What you have to do: Where the records hold the string "more", show the whole line it sits on.

Input:
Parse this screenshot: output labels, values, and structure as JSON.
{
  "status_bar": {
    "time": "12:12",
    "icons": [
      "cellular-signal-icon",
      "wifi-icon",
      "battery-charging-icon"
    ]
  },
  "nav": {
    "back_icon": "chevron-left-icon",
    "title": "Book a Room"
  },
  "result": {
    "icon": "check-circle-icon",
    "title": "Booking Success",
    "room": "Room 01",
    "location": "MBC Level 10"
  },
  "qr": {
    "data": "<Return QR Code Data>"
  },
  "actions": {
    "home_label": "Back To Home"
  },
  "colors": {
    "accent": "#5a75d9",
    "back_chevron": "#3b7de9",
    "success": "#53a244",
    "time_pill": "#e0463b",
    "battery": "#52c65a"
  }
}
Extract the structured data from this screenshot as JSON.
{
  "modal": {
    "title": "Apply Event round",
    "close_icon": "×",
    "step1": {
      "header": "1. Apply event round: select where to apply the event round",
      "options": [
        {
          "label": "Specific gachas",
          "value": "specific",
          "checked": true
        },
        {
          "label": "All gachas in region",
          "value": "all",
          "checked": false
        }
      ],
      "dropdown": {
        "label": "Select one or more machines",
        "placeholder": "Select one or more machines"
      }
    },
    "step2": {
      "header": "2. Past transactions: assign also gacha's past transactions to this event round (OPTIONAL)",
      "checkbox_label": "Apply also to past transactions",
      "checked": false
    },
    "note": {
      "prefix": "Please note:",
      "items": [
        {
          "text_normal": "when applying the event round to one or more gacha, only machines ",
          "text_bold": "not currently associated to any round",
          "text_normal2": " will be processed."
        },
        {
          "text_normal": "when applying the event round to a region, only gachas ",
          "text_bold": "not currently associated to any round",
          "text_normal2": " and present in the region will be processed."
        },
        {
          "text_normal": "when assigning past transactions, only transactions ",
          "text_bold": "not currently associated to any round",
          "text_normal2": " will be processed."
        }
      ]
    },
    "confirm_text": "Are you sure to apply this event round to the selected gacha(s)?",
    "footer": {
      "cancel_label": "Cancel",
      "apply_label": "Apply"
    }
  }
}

Response area:
        "label": "Select one or more machines",
        "placeholder": "Select one or more machines"
          "text_normal": "when applying the event round to one or more gacha, only machines ",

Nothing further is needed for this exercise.